The loss of a loved one is a difficult time that involves not only the grief of losing someone, but also results in a difficult or contested legal proceeding involving that person’s estate.
“Probate” is the legal process that takes place after your death to pass legal title to your assets and to resolve any outstanding debts. There are two basic ways to handle an estate in the court system and those are Probate of a Will or Administration of an estate where a person had no Will.
“Probate of a Will” is the process where a valid Last Will and Testament was executed by the person who has passed away which directs a person called an “Executor” how to disburse his or her assets. This action must be initiated in the county of the deceased’s residence at the time of death by the individual named in the will to be “Executor”. In this case the Last Will and Testament is presented to the Probate Court with a formal petition by the named executor. A successful petition will result in the court issuing “Letters of Testamentary” to the petitioner along that give the Executor legal authority to execute the wishes of the decedent.
If a person dies without a Last Will and Testament a different procedure applies called “Administration”. In this case Georgia has laws that direct how the deceased’s estate should be disbursed. This process begins with the filing of a “Petition for Letters of Administration” in the county where the deceased live at the time of their death. If this petition is approved the Probate court will issue “Letters of Administration” to the successful petitioner, or some other person deemed fit. This document will provide the Administrator with the legal authority to handle the matters of the estate and disburse any property or funds according to the law.

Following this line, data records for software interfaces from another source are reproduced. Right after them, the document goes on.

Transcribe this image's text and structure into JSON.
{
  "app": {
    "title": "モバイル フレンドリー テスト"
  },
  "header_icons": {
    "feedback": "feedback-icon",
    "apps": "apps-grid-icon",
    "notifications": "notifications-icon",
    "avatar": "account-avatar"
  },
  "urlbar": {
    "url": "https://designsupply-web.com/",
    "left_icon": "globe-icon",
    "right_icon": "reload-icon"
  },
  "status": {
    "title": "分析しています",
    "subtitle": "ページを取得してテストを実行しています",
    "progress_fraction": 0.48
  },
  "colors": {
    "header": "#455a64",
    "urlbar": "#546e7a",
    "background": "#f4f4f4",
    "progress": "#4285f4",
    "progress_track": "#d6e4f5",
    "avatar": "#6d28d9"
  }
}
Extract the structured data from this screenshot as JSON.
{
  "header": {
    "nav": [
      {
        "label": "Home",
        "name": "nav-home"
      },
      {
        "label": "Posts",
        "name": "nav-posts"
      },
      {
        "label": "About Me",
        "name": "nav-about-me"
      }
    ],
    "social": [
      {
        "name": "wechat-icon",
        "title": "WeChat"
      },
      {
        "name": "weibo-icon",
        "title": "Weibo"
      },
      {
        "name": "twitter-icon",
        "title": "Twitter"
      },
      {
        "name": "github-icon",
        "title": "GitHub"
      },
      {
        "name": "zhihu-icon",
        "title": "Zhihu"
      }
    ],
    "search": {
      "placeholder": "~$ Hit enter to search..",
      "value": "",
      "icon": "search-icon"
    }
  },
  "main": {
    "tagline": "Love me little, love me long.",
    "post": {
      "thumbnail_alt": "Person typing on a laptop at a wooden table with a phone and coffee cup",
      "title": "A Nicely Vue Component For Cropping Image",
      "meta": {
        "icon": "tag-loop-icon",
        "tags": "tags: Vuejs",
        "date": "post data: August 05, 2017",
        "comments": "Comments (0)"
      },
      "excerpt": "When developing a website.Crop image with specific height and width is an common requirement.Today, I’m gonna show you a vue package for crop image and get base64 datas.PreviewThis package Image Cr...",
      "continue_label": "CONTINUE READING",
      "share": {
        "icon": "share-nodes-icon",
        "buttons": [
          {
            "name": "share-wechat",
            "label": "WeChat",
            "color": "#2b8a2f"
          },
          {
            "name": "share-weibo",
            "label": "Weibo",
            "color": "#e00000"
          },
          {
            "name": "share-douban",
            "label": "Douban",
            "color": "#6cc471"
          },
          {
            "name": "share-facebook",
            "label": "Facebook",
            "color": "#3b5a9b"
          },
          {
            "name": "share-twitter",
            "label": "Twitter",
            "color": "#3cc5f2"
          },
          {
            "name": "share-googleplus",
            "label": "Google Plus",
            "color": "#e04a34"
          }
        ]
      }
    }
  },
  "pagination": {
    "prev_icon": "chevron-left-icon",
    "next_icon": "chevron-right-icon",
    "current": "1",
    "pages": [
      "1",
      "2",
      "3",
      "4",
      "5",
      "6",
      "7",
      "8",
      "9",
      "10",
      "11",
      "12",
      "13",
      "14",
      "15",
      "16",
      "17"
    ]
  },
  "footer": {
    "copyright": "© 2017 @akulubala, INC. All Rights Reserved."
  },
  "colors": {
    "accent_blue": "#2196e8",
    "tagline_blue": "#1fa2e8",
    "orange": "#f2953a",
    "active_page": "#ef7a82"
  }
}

When a will or trust lists multiple beneficiaries and Executors or Trustees to oversee the distribution of property and assets, disagreement on how the estate is being divided can arise. This escalation is made all the more complicated if the will is out of date or there is no will at all. These disagreements can result in the need for legal professionals to step in and help resolve the matter through litigation.
Some of the most common reasons for an estate to enter the litigation process include:
- Disputes over the validity of the purported will
- Errors in the will
- Omissions in the will
- Questions of interpretation of the will
- Changes in estate property
- Questions on how a Power of Attorney has used money or assets of the decedent
- Treatment of the decedent’s property as separate property or community property
- Value of the assets of the estate
- Ownership over a specific asset of the decedent
- Disputes over succession of a business
- Breach of duty by an Executor or Administrator
At John E. Tomlinson, P.C., our attorneys are experienced in Georgia Probate law and can help you with this process. Contact us today at (770) 554-4990, or by email.